Distinction. That is the concept that accompanies the generational change in the purchase of what is known as the luxury segment, which has been reinvented and rejuvenated, driven, of course, by the pandemic and new consumption habits. A study carried out by the consultancy Bain
Among their consumption habits, the conscious purchase stands out ahead of the emotional one, but above all the use of new channels that allow universal access to all kinds of products and make, for the first time, that the price ceases to be a problem –by least, the main one – to access products considered luxury. An exclusivity that has crept in through the so-called re-commerce, which is nothing more than second-hand sales through all kinds of digital marketplaces, specialized platforms and applications. A market that grew by 9% in 2020 to reach 28,000 million euros despite the pandemic.

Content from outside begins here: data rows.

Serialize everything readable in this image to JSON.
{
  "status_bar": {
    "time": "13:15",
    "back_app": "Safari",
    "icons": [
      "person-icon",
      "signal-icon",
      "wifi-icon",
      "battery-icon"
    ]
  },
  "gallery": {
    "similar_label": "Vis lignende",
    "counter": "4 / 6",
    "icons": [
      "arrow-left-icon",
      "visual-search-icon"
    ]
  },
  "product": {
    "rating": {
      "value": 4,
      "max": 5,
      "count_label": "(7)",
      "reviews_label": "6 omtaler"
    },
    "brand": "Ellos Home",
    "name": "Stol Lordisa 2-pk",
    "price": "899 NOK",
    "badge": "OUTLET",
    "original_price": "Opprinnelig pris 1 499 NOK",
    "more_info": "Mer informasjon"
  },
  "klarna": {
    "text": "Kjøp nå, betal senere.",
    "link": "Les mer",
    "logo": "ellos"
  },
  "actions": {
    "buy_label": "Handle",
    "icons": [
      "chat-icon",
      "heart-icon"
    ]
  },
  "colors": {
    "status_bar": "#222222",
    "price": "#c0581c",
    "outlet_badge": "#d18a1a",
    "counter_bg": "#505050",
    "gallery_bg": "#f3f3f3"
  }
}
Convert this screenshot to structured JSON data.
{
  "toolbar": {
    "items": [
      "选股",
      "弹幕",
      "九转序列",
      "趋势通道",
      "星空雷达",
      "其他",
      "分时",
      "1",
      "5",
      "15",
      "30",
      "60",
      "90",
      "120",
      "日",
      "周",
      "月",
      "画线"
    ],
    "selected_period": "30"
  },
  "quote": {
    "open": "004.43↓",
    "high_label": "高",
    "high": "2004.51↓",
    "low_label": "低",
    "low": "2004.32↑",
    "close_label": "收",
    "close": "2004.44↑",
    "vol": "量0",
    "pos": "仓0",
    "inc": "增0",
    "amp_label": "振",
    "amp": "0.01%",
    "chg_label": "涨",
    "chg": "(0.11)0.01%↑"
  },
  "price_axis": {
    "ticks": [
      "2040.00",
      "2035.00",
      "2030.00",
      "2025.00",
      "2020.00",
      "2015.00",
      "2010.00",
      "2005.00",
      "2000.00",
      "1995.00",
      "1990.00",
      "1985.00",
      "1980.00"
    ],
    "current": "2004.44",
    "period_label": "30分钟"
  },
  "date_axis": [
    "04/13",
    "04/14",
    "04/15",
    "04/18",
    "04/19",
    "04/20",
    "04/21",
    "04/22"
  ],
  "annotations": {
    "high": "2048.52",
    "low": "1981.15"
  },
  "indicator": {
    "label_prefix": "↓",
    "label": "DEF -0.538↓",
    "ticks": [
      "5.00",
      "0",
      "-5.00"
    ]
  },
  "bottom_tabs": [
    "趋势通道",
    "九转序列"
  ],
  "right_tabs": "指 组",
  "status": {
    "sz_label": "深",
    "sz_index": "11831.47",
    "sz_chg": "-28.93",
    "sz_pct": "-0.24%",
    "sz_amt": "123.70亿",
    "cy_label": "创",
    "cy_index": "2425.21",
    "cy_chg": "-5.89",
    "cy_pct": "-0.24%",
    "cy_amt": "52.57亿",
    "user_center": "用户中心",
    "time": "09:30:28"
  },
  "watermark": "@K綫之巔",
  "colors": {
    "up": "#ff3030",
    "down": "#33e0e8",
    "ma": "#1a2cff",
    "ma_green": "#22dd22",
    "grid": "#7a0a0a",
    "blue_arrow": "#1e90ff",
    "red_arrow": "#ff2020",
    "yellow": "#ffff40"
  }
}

“The pandemic changed everything, and e-commerce grew exponentially. To this we now add a new digital consumer who has found the possibility of accessing both first-hand and second-hand brands. This also connects with the concept of sustainability and circular economy championed by these generations, which has just squared the circle”, explains Raquel Herrera, professor of the Fashion program
The brands, logically, have been on the verge. Louis Vuitton, Valentino and Gucci already offer garments and accessories from previous seasons, and Dr Martens sells used and repurposed footwear through the Depop platform, acquired last year by the US e-commerce giant Etsy for 1.4 billion euros, a show of muscle that this new model is charging.
Depop is joined by other successful platforms where all kinds of second-hand branded products are marketed, such as eBay, Vestiaire Collective or Vinted. The latest report by one of them – Vestiaire Collective – points out that in 2025 the re-commerce business will grow more than ten times more than the trade of brand new pieces, both through the face-to-face channel, greatly affected by the decline of Asian tourism and the departure of the sector from Russia, as well as by electronics. For now, searches on these platforms for products from brands such as Dior, Loewe, Hermès and Gucci triple the demand that their products had first-hand until now, according to the aforementioned Bain study.
“All the big brands are moving for these new trends that have arrived with force. Both in design, which has connected young people with the most classic brands and has made firms like Gucci the most desired by these generations, as well as in philosophy and marketing strategies”, says Abel Díaz, marketing consultant and professor at IED Barcelona Design School. Many of them, for example, have signed the Fashion Pact, by which they commit to the fight against global warming, the conservation of biodiversity and the protection of the oceans.
Practically oblivious to the crisis and in an unexpected reinvention, the luxury industry represents 4% of GDP in Europe, with a contribution of 800,000 million euros per year.